### ASSIGNMENT
Take from the records below each line that holds "true".

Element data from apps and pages
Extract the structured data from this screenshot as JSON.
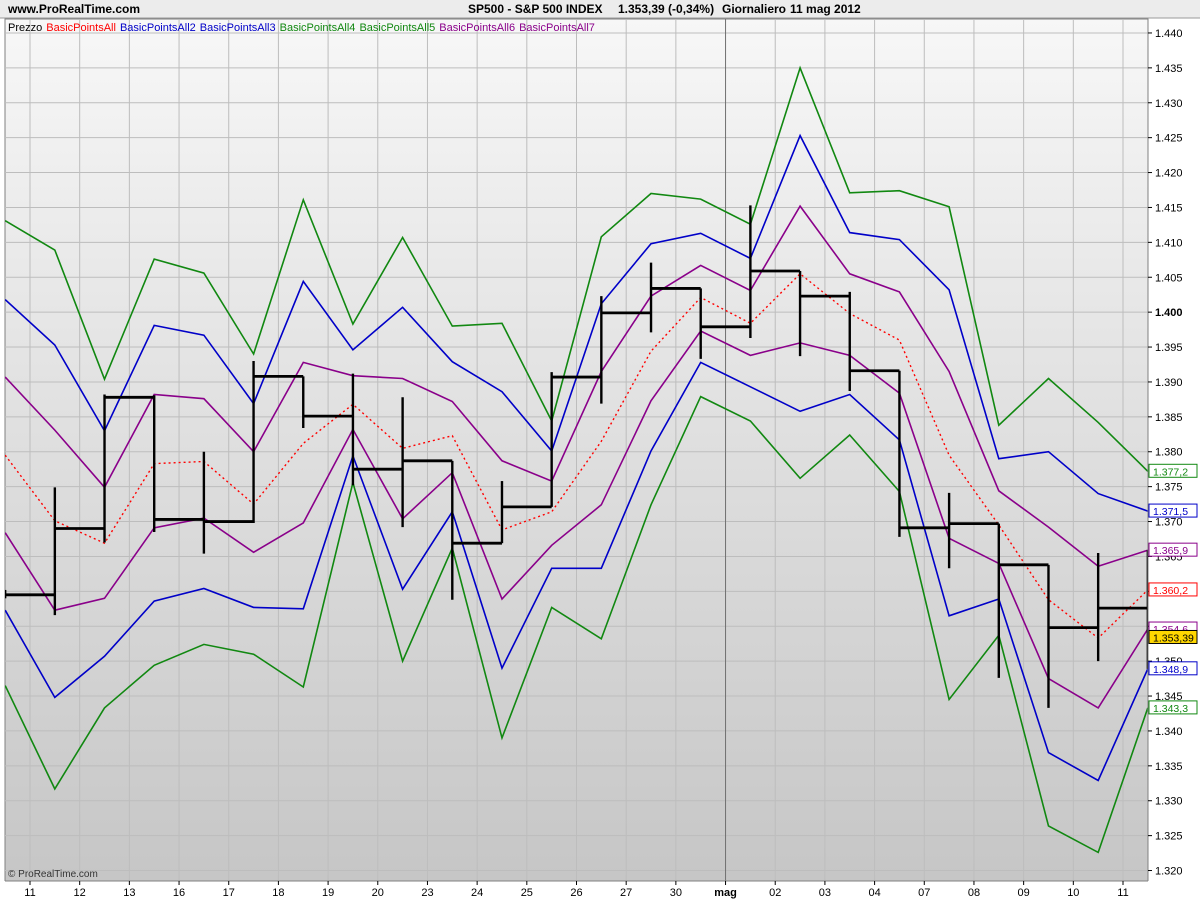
{
  "header": {
    "site": "www.ProRealTime.com",
    "symbol": "SP500 - S&P 500 INDEX",
    "quote": "1.353,39 (-0,34%)",
    "period": "Giornaliero",
    "date": "11 mag 2012"
  },
  "watermark": "© ProRealTime.com",
  "legend": [
    {
      "label": "Prezzo",
      "color": "#000000"
    },
    {
      "label": "BasicPointsAll",
      "color": "#ff0000"
    },
    {
      "label": "BasicPointsAll2",
      "color": "#0000c8"
    },
    {
      "label": "BasicPointsAll3",
      "color": "#0000c8"
    },
    {
      "label": "BasicPointsAll4",
      "color": "#118811"
    },
    {
      "label": "BasicPointsAll5",
      "color": "#118811"
    },
    {
      "label": "BasicPointsAll6",
      "color": "#8a008a"
    },
    {
      "label": "BasicPointsAll7",
      "color": "#8a008a"
    }
  ],
  "colors": {
    "price": "#000000",
    "pivot": "#ff0000",
    "blue": "#0000c8",
    "green": "#118811",
    "purple": "#8a008a",
    "current_price_bg": "#ffd700"
  },
  "chart_data": {
    "type": "line",
    "title": "SP500 - S&P 500 INDEX",
    "x_ticks": [
      "11",
      "12",
      "13",
      "16",
      "17",
      "18",
      "19",
      "20",
      "23",
      "24",
      "25",
      "26",
      "27",
      "30",
      "mag",
      "02",
      "03",
      "04",
      "07",
      "08",
      "09",
      "10",
      "11"
    ],
    "month_label": "mag",
    "y_ticks": [
      1320,
      1325,
      1330,
      1335,
      1340,
      1345,
      1350,
      1355,
      1360,
      1365,
      1370,
      1375,
      1380,
      1385,
      1390,
      1395,
      1400,
      1405,
      1410,
      1415,
      1420,
      1425,
      1430,
      1435,
      1440
    ],
    "y_tick_labels": [
      "1.320",
      "1.325",
      "1.330",
      "1.335",
      "1.340",
      "1.345",
      "1.350",
      "1.355",
      "1.360",
      "1.365",
      "1.370",
      "1.375",
      "1.380",
      "1.385",
      "1.390",
      "1.395",
      "1.400",
      "1.405",
      "1.410",
      "1.415",
      "1.420",
      "1.425",
      "1.430",
      "1.435",
      "1.440"
    ],
    "ylim": [
      1318.5,
      1442
    ],
    "grid": true,
    "ohlc": [
      {
        "o": 1359.5,
        "h": 1360.2,
        "l": 1359.0,
        "c": 1359.5
      },
      {
        "o": 1359.0,
        "h": 1374.9,
        "l": 1356.6,
        "c": 1369.0
      },
      {
        "o": 1369.0,
        "h": 1388.2,
        "l": 1367.0,
        "c": 1387.8
      },
      {
        "o": 1387.8,
        "h": 1388.1,
        "l": 1368.5,
        "c": 1370.3
      },
      {
        "o": 1370.3,
        "h": 1380.0,
        "l": 1365.4,
        "c": 1370.0
      },
      {
        "o": 1370.0,
        "h": 1393.0,
        "l": 1369.8,
        "c": 1390.8
      },
      {
        "o": 1390.8,
        "h": 1390.8,
        "l": 1383.4,
        "c": 1385.1
      },
      {
        "o": 1385.1,
        "h": 1391.2,
        "l": 1375.2,
        "c": 1377.5
      },
      {
        "o": 1377.5,
        "h": 1387.8,
        "l": 1369.2,
        "c": 1378.7
      },
      {
        "o": 1378.7,
        "h": 1378.7,
        "l": 1358.8,
        "c": 1366.9
      },
      {
        "o": 1366.9,
        "h": 1375.8,
        "l": 1366.9,
        "c": 1372.1
      },
      {
        "o": 1372.1,
        "h": 1391.4,
        "l": 1372.1,
        "c": 1390.7
      },
      {
        "o": 1390.7,
        "h": 1402.3,
        "l": 1386.9,
        "c": 1399.9
      },
      {
        "o": 1399.9,
        "h": 1407.1,
        "l": 1397.1,
        "c": 1403.4
      },
      {
        "o": 1403.4,
        "h": 1403.4,
        "l": 1393.3,
        "c": 1397.9
      },
      {
        "o": 1397.9,
        "h": 1415.3,
        "l": 1396.3,
        "c": 1405.9
      },
      {
        "o": 1405.9,
        "h": 1405.9,
        "l": 1393.7,
        "c": 1402.3
      },
      {
        "o": 1402.3,
        "h": 1402.9,
        "l": 1388.7,
        "c": 1391.6
      },
      {
        "o": 1391.6,
        "h": 1391.6,
        "l": 1367.8,
        "c": 1369.1
      },
      {
        "o": 1369.1,
        "h": 1374.1,
        "l": 1363.3,
        "c": 1369.7
      },
      {
        "o": 1369.7,
        "h": 1369.7,
        "l": 1347.6,
        "c": 1363.8
      },
      {
        "o": 1363.8,
        "h": 1363.8,
        "l": 1343.3,
        "c": 1354.8
      },
      {
        "o": 1354.8,
        "h": 1365.5,
        "l": 1350.0,
        "c": 1357.6
      },
      {
        "o": 1357.6,
        "h": 1365.9,
        "l": 1348.9,
        "c": 1353.4
      }
    ],
    "series": [
      {
        "name": "BasicPointsAll",
        "color": "#ff0000",
        "dashed": true,
        "values": [
          1379.5,
          1370.1,
          1366.9,
          1378.3,
          1378.6,
          1372.5,
          1381.2,
          1386.8,
          1380.5,
          1382.3,
          1368.8,
          1371.4,
          1381.5,
          1394.4,
          1402.1,
          1398.4,
          1405.5,
          1399.8,
          1396.0,
          1379.5,
          1369.5,
          1358.8,
          1353.3,
          1360.2
        ]
      },
      {
        "name": "BasicPointsAll2",
        "color": "#0000c8",
        "values": [
          1401.8,
          1395.3,
          1383.0,
          1398.1,
          1396.7,
          1386.9,
          1404.4,
          1394.6,
          1400.7,
          1392.9,
          1388.6,
          1380.1,
          1401.2,
          1409.8,
          1411.3,
          1407.7,
          1425.3,
          1411.4,
          1410.4,
          1403.2,
          1379.0,
          1380.0,
          1374.0,
          1371.5
        ]
      },
      {
        "name": "BasicPointsAll3",
        "color": "#0000c8",
        "values": [
          1357.3,
          1344.8,
          1350.7,
          1358.6,
          1360.4,
          1357.7,
          1357.5,
          1379.4,
          1360.3,
          1371.4,
          1349.0,
          1363.3,
          1363.3,
          1380.1,
          1392.8,
          1389.3,
          1385.8,
          1388.2,
          1381.7,
          1356.5,
          1358.9,
          1336.9,
          1332.9,
          1348.9
        ]
      },
      {
        "name": "BasicPointsAll4",
        "color": "#118811",
        "values": [
          1413.1,
          1408.9,
          1390.4,
          1407.6,
          1405.6,
          1394.0,
          1416.1,
          1398.3,
          1410.7,
          1398.0,
          1398.4,
          1384.4,
          1410.8,
          1417.0,
          1416.2,
          1412.6,
          1435.0,
          1417.1,
          1417.4,
          1415.1,
          1383.8,
          1390.5,
          1384.2,
          1377.2
        ]
      },
      {
        "name": "BasicPointsAll5",
        "color": "#118811",
        "values": [
          1346.5,
          1331.7,
          1343.3,
          1349.4,
          1352.4,
          1351.0,
          1346.3,
          1375.6,
          1350.0,
          1366.2,
          1339.0,
          1357.7,
          1353.2,
          1372.4,
          1387.9,
          1384.4,
          1376.2,
          1382.4,
          1374.3,
          1344.5,
          1353.7,
          1326.4,
          1322.6,
          1343.3
        ]
      },
      {
        "name": "BasicPointsAll6",
        "color": "#8a008a",
        "values": [
          1390.7,
          1383.1,
          1374.9,
          1388.2,
          1387.6,
          1380.0,
          1392.8,
          1390.9,
          1390.5,
          1387.2,
          1378.7,
          1375.8,
          1391.5,
          1402.3,
          1406.7,
          1403.1,
          1415.2,
          1405.5,
          1402.9,
          1391.5,
          1374.4,
          1369.2,
          1363.6,
          1365.9
        ]
      },
      {
        "name": "BasicPointsAll7",
        "color": "#8a008a",
        "values": [
          1368.4,
          1357.3,
          1359.0,
          1369.1,
          1370.5,
          1365.6,
          1369.8,
          1383.2,
          1370.4,
          1377.0,
          1358.9,
          1366.6,
          1372.4,
          1387.3,
          1397.3,
          1393.8,
          1395.6,
          1393.8,
          1388.4,
          1367.6,
          1364.0,
          1347.5,
          1343.3,
          1354.6
        ]
      }
    ],
    "price_labels": [
      {
        "text": "1.377,2",
        "value": 1377.2,
        "color": "#118811"
      },
      {
        "text": "1.371,5",
        "value": 1371.5,
        "color": "#0000c8"
      },
      {
        "text": "1.365,9",
        "value": 1365.9,
        "color": "#8a008a"
      },
      {
        "text": "1.360,2",
        "value": 1360.2,
        "color": "#ff0000"
      },
      {
        "text": "1.354,6",
        "value": 1354.6,
        "color": "#8a008a"
      },
      {
        "text": "1.353,39",
        "value": 1353.39,
        "color": "#000000",
        "highlight": true
      },
      {
        "text": "1.348,9",
        "value": 1348.9,
        "color": "#0000c8"
      },
      {
        "text": "1.343,3",
        "value": 1343.3,
        "color": "#118811"
      }
    ]
  }
}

### COMPLETED EXERCISE
    "grid": true,
        "dashed": true,
        "highlight": true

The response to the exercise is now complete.